**Exercise details**
The data must be returned in full, with no character altered.

Interface dataset entries

============================================================

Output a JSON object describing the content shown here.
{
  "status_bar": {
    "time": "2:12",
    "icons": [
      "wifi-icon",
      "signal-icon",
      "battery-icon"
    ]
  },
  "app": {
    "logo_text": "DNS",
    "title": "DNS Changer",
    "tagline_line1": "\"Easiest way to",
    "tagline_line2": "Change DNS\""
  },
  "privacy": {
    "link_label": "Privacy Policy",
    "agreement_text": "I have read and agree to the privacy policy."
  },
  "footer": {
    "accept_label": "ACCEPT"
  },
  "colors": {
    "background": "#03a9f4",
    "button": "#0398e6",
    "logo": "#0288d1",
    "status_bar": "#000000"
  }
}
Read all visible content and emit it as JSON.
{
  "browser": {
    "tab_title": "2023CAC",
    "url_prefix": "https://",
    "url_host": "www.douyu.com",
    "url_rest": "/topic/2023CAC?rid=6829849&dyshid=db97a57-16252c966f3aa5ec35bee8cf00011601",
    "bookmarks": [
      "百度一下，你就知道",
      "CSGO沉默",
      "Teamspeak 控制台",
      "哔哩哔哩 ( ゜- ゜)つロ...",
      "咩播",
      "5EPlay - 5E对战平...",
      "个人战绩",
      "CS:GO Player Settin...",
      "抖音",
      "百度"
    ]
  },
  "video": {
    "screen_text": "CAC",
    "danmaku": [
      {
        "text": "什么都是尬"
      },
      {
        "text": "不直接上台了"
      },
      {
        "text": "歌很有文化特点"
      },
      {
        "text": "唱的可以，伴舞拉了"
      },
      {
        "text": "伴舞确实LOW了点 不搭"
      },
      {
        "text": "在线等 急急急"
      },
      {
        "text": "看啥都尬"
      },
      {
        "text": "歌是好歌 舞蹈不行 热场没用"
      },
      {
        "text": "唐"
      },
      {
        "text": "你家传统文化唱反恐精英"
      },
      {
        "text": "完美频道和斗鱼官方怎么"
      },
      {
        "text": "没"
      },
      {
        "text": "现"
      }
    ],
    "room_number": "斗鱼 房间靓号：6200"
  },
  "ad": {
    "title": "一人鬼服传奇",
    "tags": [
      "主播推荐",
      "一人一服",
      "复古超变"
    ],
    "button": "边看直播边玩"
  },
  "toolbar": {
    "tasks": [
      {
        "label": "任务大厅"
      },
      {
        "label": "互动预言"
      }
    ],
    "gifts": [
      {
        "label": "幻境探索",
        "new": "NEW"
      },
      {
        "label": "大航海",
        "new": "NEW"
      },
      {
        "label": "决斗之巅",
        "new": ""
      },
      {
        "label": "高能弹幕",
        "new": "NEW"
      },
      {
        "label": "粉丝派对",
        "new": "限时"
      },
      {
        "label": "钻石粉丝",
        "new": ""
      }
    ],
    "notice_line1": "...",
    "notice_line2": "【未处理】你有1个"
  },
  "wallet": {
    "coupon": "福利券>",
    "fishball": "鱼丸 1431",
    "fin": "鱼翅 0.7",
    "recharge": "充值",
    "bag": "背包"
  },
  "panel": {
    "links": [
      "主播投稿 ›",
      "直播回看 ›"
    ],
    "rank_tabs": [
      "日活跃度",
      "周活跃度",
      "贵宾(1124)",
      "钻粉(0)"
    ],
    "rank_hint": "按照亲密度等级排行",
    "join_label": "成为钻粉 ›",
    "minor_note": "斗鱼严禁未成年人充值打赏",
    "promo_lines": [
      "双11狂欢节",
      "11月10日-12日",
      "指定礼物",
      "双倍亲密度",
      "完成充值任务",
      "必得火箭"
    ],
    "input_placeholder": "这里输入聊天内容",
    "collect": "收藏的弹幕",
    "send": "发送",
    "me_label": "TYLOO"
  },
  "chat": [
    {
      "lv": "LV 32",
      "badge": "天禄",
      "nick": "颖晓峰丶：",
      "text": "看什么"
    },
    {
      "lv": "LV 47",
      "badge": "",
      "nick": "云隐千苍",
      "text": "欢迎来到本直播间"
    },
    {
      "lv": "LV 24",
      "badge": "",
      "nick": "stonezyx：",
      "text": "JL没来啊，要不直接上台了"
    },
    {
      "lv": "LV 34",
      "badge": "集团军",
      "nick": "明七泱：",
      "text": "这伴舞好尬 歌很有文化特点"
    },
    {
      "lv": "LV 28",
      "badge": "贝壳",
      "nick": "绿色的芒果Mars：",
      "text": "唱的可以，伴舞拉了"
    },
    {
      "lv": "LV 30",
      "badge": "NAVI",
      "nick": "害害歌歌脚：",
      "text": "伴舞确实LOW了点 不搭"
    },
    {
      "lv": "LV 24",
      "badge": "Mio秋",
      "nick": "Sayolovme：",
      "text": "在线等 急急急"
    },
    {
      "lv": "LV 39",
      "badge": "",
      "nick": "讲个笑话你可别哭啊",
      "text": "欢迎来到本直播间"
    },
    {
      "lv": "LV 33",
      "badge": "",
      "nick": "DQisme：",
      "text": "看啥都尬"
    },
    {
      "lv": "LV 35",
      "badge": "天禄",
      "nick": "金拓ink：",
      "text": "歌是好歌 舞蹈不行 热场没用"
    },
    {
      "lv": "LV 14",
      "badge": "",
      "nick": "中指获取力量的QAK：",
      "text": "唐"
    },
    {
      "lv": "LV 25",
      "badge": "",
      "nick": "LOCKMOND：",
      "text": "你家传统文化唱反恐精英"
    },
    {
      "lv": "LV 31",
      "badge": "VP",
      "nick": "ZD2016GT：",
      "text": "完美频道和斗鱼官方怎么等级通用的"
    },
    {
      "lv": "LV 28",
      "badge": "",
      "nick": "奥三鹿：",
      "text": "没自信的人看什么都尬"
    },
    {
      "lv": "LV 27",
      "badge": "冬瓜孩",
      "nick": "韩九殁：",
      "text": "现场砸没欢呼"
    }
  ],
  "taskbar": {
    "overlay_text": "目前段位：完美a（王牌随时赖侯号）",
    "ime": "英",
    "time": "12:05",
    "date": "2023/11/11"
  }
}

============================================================

**Answer space**
Output a JSON object describing the content shown here.
{
  "status_bar": {
    "time": "2:12",
    "icons": [
      "wifi-icon",
      "signal-icon",
      "battery-icon"
    ]
  },
  "app": {
    "logo_text": "DNS",
    "title": "DNS Changer",
    "tagline_line1": "\"Easiest way to",
    "tagline_line2": "Change DNS\""
  },
  "privacy": {
    "link_label": "Privacy Policy",
    "agreement_text": "I have read and agree to the privacy policy."
  },
  "footer": {
    "accept_label": "ACCEPT"
  },
  "colors": {
    "background": "#03a9f4",
    "button": "#0398e6",
    "logo": "#0288d1",
    "status_bar": "#000000"
  }
}
Read all visible content and emit it as JSON.
{
  "browser": {
    "tab_title": "2023CAC",
    "url_prefix": "https://",
    "url_host": "www.douyu.com",
    "url_rest": "/topic/2023CAC?rid=6829849&dyshid=db97a57-16252c966f3aa5ec35bee8cf00011601",
    "bookmarks": [
      "百度一下，你就知道",
      "CSGO沉默",
      "Teamspeak 控制台",
      "哔哩哔哩 ( ゜- ゜)つロ...",
      "咩播",
      "5EPlay - 5E对战平...",
      "个人战绩",
      "CS:GO Player Settin...",
      "抖音",
      "百度"
    ]
  },
  "video": {
    "screen_text": "CAC",
    "danmaku": [
      {
        "text": "什么都是尬"
      },
      {
        "text": "不直接上台了"
      },
      {
        "text": "歌很有文化特点"
      },
      {
        "text": "唱的可以，伴舞拉了"
      },
      {
        "text": "伴舞确实LOW了点 不搭"
      },
      {
        "text": "在线等 急急急"
      },
      {
        "text": "看啥都尬"
      },
      {
        "text": "歌是好歌 舞蹈不行 热场没用"
      },
      {
        "text": "唐"
      },
      {
        "text": "你家传统文化唱反恐精英"
      },
      {
        "text": "完美频道和斗鱼官方怎么"
      },
      {
        "text": "没"
      },
      {
        "text": "现"
      }
    ],
    "room_number": "斗鱼 房间靓号：6200"
  },
  "ad": {
    "title": "一人鬼服传奇",
    "tags": [
      "主播推荐",
      "一人一服",
      "复古超变"
    ],
    "button": "边看直播边玩"
  },
  "toolbar": {
    "tasks": [
      {
        "label": "任务大厅"
      },
      {
        "label": "互动预言"
      }
    ],
    "gifts": [
      {
        "label": "幻境探索",
        "new": "NEW"
      },
      {
        "label": "大航海",
        "new": "NEW"
      },
      {
        "label": "决斗之巅",
        "new": ""
      },
      {
        "label": "高能弹幕",
        "new": "NEW"
      },
      {
        "label": "粉丝派对",
        "new": "限时"
      },
      {
        "label": "钻石粉丝",
        "new": ""
      }
    ],
    "notice_line1": "...",
    "notice_line2": "【未处理】你有1个"
  },
  "wallet": {
    "coupon": "福利券>",
    "fishball": "鱼丸 1431",
    "fin": "鱼翅 0.7",
    "recharge": "充值",
    "bag": "背包"
  },
  "panel": {
    "links": [
      "主播投稿 ›",
      "直播回看 ›"
    ],
    "rank_tabs": [
      "日活跃度",
      "周活跃度",
      "贵宾(1124)",
      "钻粉(0)"
    ],
    "rank_hint": "按照亲密度等级排行",
    "join_label": "成为钻粉 ›",
    "minor_note": "斗鱼严禁未成年人充值打赏",
    "promo_lines": [
      "双11狂欢节",
      "11月10日-12日",
      "指定礼物",
      "双倍亲密度",
      "完成充值任务",
      "必得火箭"
    ],
    "input_placeholder": "这里输入聊天内容",
    "collect": "收藏的弹幕",
    "send": "发送",
    "me_label": "TYLOO"
  },
  "chat": [
    {
      "lv": "LV 32",
      "badge": "天禄",
      "nick": "颖晓峰丶：",
      "text": "看什么"
    },
    {
      "lv": "LV 47",
      "badge": "",
      "nick": "云隐千苍",
      "text": "欢迎来到本直播间"
    },
    {
      "lv": "LV 24",
      "badge": "",
      "nick": "stonezyx：",
      "text": "JL没来啊，要不直接上台了"
    },
    {
      "lv": "LV 34",
      "badge": "集团军",
      "nick": "明七泱：",
      "text": "这伴舞好尬 歌很有文化特点"
    },
    {
      "lv": "LV 28",
      "badge": "贝壳",
      "nick": "绿色的芒果Mars：",
      "text": "唱的可以，伴舞拉了"
    },
    {
      "lv": "LV 30",
      "badge": "NAVI",
      "nick": "害害歌歌脚：",
      "text": "伴舞确实LOW了点 不搭"
    },
    {
      "lv": "LV 24",
      "badge": "Mio秋",
      "nick": "Sayolovme：",
      "text": "在线等 急急急"
    },
    {
      "lv": "LV 39",
      "badge": "",
      "nick": "讲个笑话你可别哭啊",
      "text": "欢迎来到本直播间"
    },
    {
      "lv": "LV 33",
      "badge": "",
      "nick": "DQisme：",
      "text": "看啥都尬"
    },
    {
      "lv": "LV 35",
      "badge": "天禄",
      "nick": "金拓ink：",
      "text": "歌是好歌 舞蹈不行 热场没用"
    },
    {
      "lv": "LV 14",
      "badge": "",
      "nick": "中指获取力量的QAK：",
      "text": "唐"
    },
    {
      "lv": "LV 25",
      "badge": "",
      "nick": "LOCKMOND：",
      "text": "你家传统文化唱反恐精英"
    },
    {
      "lv": "LV 31",
      "badge": "VP",
      "nick": "ZD2016GT：",
      "text": "完美频道和斗鱼官方怎么等级通用的"
    },
    {
      "lv": "LV 28",
      "badge": "",
      "nick": "奥三鹿：",
      "text": "没自信的人看什么都尬"
    },
    {
      "lv": "LV 27",
      "badge": "冬瓜孩",
      "nick": "韩九殁：",
      "text": "现场砸没欢呼"
    }
  ],
  "taskbar": {
    "overlay_text": "目前段位：完美a（王牌随时赖侯号）",
    "ime": "英",
    "time": "12:05",
    "date": "2023/11/11"
  }
}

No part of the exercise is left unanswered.